WHAT NEEDS TO BE DONE:
Below are some records; copy each line in them that contains "registered".

DATA TO USE:
· · ·

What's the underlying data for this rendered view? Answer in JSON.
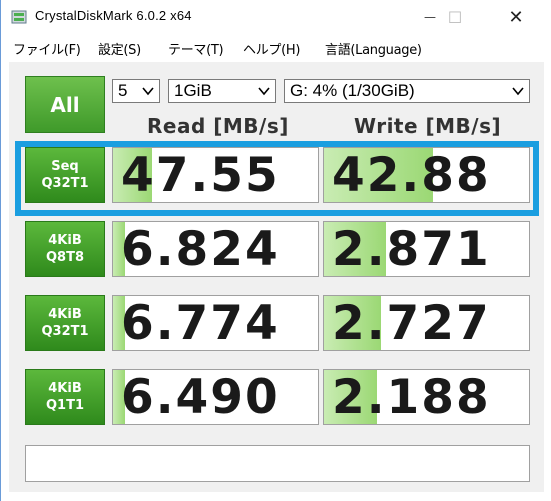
{
  "window": {
    "title": "CrystalDiskMark 6.0.2 x64",
    "minimize_glyph": "—",
    "maximize_glyph": "☐",
    "close_glyph": "✕"
  },
  "menu": {
    "items": [
      {
        "label": "ファイル(F)"
      },
      {
        "label": "設定(S)"
      },
      {
        "label": "テーマ(T)"
      },
      {
        "label": "ヘルプ(H)"
      },
      {
        "label": "言語(Language)"
      }
    ]
  },
  "controls": {
    "all_label": "All",
    "count_value": "5",
    "size_value": "1GiB",
    "drive_value": "G: 4% (1/30GiB)"
  },
  "columns": {
    "read": "Read [MB/s]",
    "write": "Write [MB/s]"
  },
  "rows": [
    {
      "line1": "Seq",
      "line2": "Q32T1",
      "read": "47.55",
      "write": "42.88",
      "read_fill": 0.19,
      "write_fill": 0.53
    },
    {
      "line1": "4KiB",
      "line2": "Q8T8",
      "read": "6.824",
      "write": "2.871",
      "read_fill": 0.06,
      "write_fill": 0.3
    },
    {
      "line1": "4KiB",
      "line2": "Q32T1",
      "read": "6.774",
      "write": "2.727",
      "read_fill": 0.06,
      "write_fill": 0.28
    },
    {
      "line1": "4KiB",
      "line2": "Q1T1",
      "read": "6.490",
      "write": "2.188",
      "read_fill": 0.06,
      "write_fill": 0.26
    }
  ],
  "comment": "",
  "colors": {
    "accent_green": "#3f9a2a",
    "highlight_blue": "#1a9ee0"
  }
}
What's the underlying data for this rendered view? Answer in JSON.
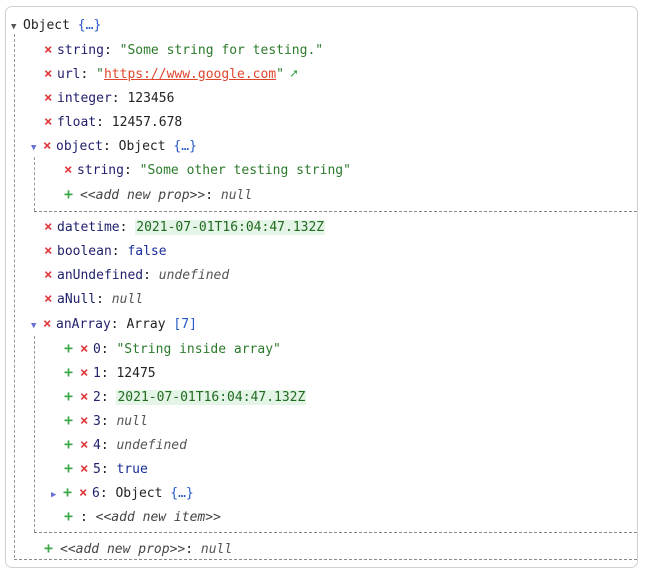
{
  "root": {
    "label": "Object",
    "summary": "{…}"
  },
  "props": {
    "string": {
      "key": "string",
      "value": "\"Some string for testing.\""
    },
    "url": {
      "key": "url",
      "quote_open": "\"",
      "value": "https://www.google.com",
      "quote_close": "\""
    },
    "integer": {
      "key": "integer",
      "value": "123456"
    },
    "float": {
      "key": "float",
      "value": "12457.678"
    },
    "object": {
      "key": "object",
      "type": "Object",
      "summary": "{…}",
      "child_key": "string",
      "child_value": "\"Some other testing string\""
    },
    "datetime": {
      "key": "datetime",
      "value": "2021-07-01T16:04:47.132Z"
    },
    "boolean": {
      "key": "boolean",
      "value": "false"
    },
    "anUndefined": {
      "key": "anUndefined",
      "value": "undefined"
    },
    "aNull": {
      "key": "aNull",
      "value": "null"
    },
    "anArray": {
      "key": "anArray",
      "type": "Array",
      "summary": "[7]"
    }
  },
  "array_items": [
    {
      "index": "0",
      "value": "\"String inside array\""
    },
    {
      "index": "1",
      "value": "12475"
    },
    {
      "index": "2",
      "value": "2021-07-01T16:04:47.132Z"
    },
    {
      "index": "3",
      "value": "null"
    },
    {
      "index": "4",
      "value": "undefined"
    },
    {
      "index": "5",
      "value": "true"
    },
    {
      "index": "6",
      "type": "Object",
      "summary": "{…}"
    }
  ],
  "labels": {
    "add_prop": "<<add new prop>>",
    "add_item": "<<add new item>>",
    "null": "null"
  },
  "icons": {
    "delete": "delete-icon",
    "add": "add-icon",
    "expand": "expand-triangle-icon",
    "open_link": "external-link-icon"
  }
}
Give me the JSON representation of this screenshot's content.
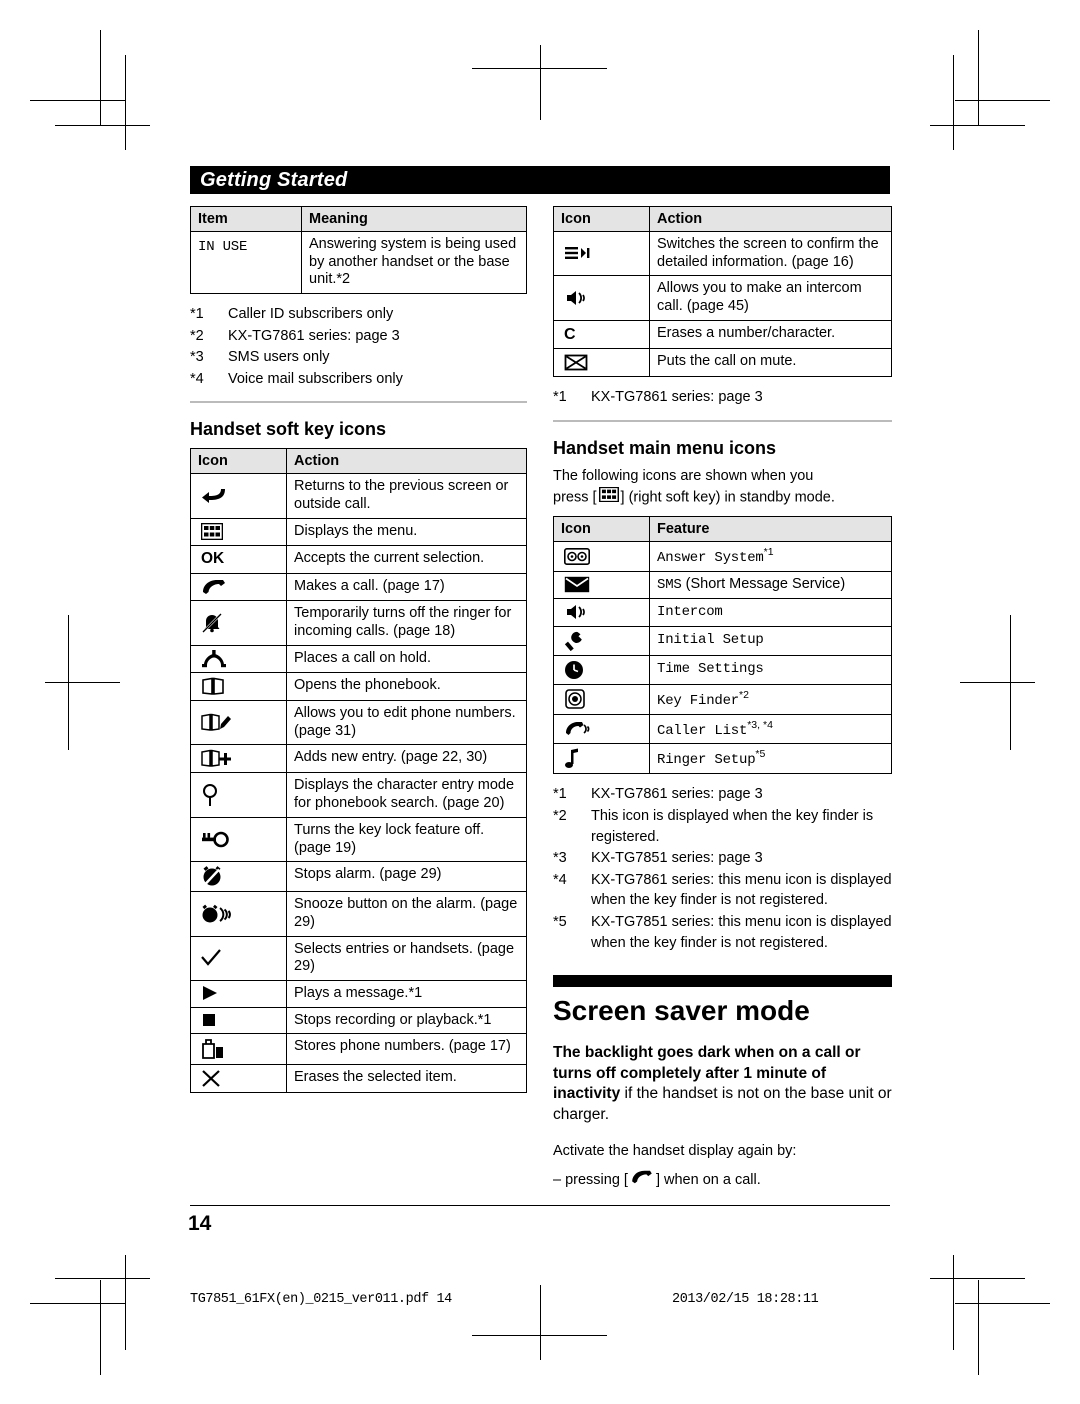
{
  "header": {
    "title": "Getting Started"
  },
  "left": {
    "table1": {
      "headers": [
        "Item",
        "Meaning"
      ],
      "rows": [
        {
          "item": "IN USE",
          "meaning": "Answering system is being used by another handset or the base unit.*2"
        }
      ]
    },
    "footnotes1": [
      {
        "mark": "*1",
        "text": "Caller ID subscribers only"
      },
      {
        "mark": "*2",
        "text": "KX-TG7861 series: page 3"
      },
      {
        "mark": "*3",
        "text": "SMS users only"
      },
      {
        "mark": "*4",
        "text": "Voice mail subscribers only"
      }
    ],
    "section_title": "Handset soft key icons",
    "table2": {
      "headers": [
        "Icon",
        "Action"
      ],
      "rows": [
        {
          "icon": "back-arrow-icon",
          "action": "Returns to the previous screen or outside call."
        },
        {
          "icon": "menu-grid-icon",
          "action": "Displays the menu."
        },
        {
          "icon": "ok-text-icon",
          "action": "Accepts the current selection."
        },
        {
          "icon": "handset-call-icon",
          "action": "Makes a call. (page 17)"
        },
        {
          "icon": "ringer-off-icon",
          "action": "Temporarily turns off the ringer for incoming calls. (page 18)"
        },
        {
          "icon": "call-hold-icon",
          "action": "Places a call on hold."
        },
        {
          "icon": "phonebook-icon",
          "action": "Opens the phonebook."
        },
        {
          "icon": "phonebook-edit-icon",
          "action": "Allows you to edit phone numbers. (page 31)"
        },
        {
          "icon": "phonebook-add-icon",
          "action": "Adds new entry. (page 22, 30)"
        },
        {
          "icon": "search-icon",
          "action": "Displays the character entry mode for phonebook search. (page 20)"
        },
        {
          "icon": "key-unlock-icon",
          "action": "Turns the key lock feature off. (page 19)"
        },
        {
          "icon": "alarm-stop-icon",
          "action": "Stops alarm. (page 29)"
        },
        {
          "icon": "snooze-icon",
          "action": "Snooze button on the alarm. (page 29)"
        },
        {
          "icon": "check-icon",
          "action": "Selects entries or handsets. (page 29)"
        },
        {
          "icon": "play-icon",
          "action": "Plays a message.*1"
        },
        {
          "icon": "stop-icon",
          "action": "Stops recording or playback.*1"
        },
        {
          "icon": "save-number-icon",
          "action": "Stores phone numbers. (page 17)"
        },
        {
          "icon": "erase-x-icon",
          "action": "Erases the selected item."
        }
      ]
    }
  },
  "right": {
    "table1": {
      "headers": [
        "Icon",
        "Action"
      ],
      "rows": [
        {
          "icon": "detail-list-icon",
          "action": "Switches the screen to confirm the detailed information. (page 16)"
        },
        {
          "icon": "intercom-icon",
          "action": "Allows you to make an intercom call. (page 45)"
        },
        {
          "icon": "c-clear-icon",
          "action": "Erases a number/character."
        },
        {
          "icon": "mute-icon",
          "action": "Puts the call on mute."
        }
      ]
    },
    "footnote1": {
      "mark": "*1",
      "text": "KX-TG7861 series: page 3"
    },
    "section_title": "Handset main menu icons",
    "intro_a": "The following icons are shown when you",
    "intro_b": "press [",
    "intro_c": "] (right soft key) in standby mode.",
    "table2": {
      "headers": [
        "Icon",
        "Feature"
      ],
      "rows": [
        {
          "icon": "answer-system-icon",
          "feature": "Answer System",
          "sup": "*1"
        },
        {
          "icon": "sms-envelope-icon",
          "feature": "SMS",
          "feature_extra": " (Short Message Service)",
          "sup": ""
        },
        {
          "icon": "intercom-icon",
          "feature": "Intercom",
          "sup": ""
        },
        {
          "icon": "wrench-icon",
          "feature": "Initial Setup",
          "sup": ""
        },
        {
          "icon": "clock-icon",
          "feature": "Time Settings",
          "sup": ""
        },
        {
          "icon": "key-finder-icon",
          "feature": "Key Finder",
          "sup": "*2"
        },
        {
          "icon": "caller-list-icon",
          "feature": "Caller List",
          "sup": "*3, *4"
        },
        {
          "icon": "ringer-note-icon",
          "feature": "Ringer Setup",
          "sup": "*5"
        }
      ]
    },
    "footnotes2": [
      {
        "mark": "*1",
        "text": "KX-TG7861 series: page 3"
      },
      {
        "mark": "*2",
        "text": "This icon is displayed when the key finder is registered."
      },
      {
        "mark": "*3",
        "text": "KX-TG7851 series: page 3"
      },
      {
        "mark": "*4",
        "text": "KX-TG7861 series: this menu icon is displayed when the key finder is not registered."
      },
      {
        "mark": "*5",
        "text": "KX-TG7851 series: this menu icon is displayed when the key finder is not registered."
      }
    ],
    "screensaver": {
      "title": "Screen saver mode",
      "bold_text": "The backlight goes dark when on a call or turns off completely after 1 minute of inactivity",
      "bold_tail": " if the handset is not on the base unit or charger.",
      "line2": "Activate the handset display again by:",
      "line3_a": "–   pressing [",
      "line3_b": "] when on a call."
    }
  },
  "footer": {
    "page_number": "14",
    "file_line": "TG7851_61FX(en)_0215_ver011.pdf    14",
    "date_line": "2013/02/15   18:28:11"
  }
}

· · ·

TASK ANSWER:
        "text": "This icon is displayed when the key finder is registered."
        "text": "KX-TG7861 series: this menu icon is displayed when the key finder is not registered."
        "text": "KX-TG7851 series: this menu icon is displayed when the key finder is not registered."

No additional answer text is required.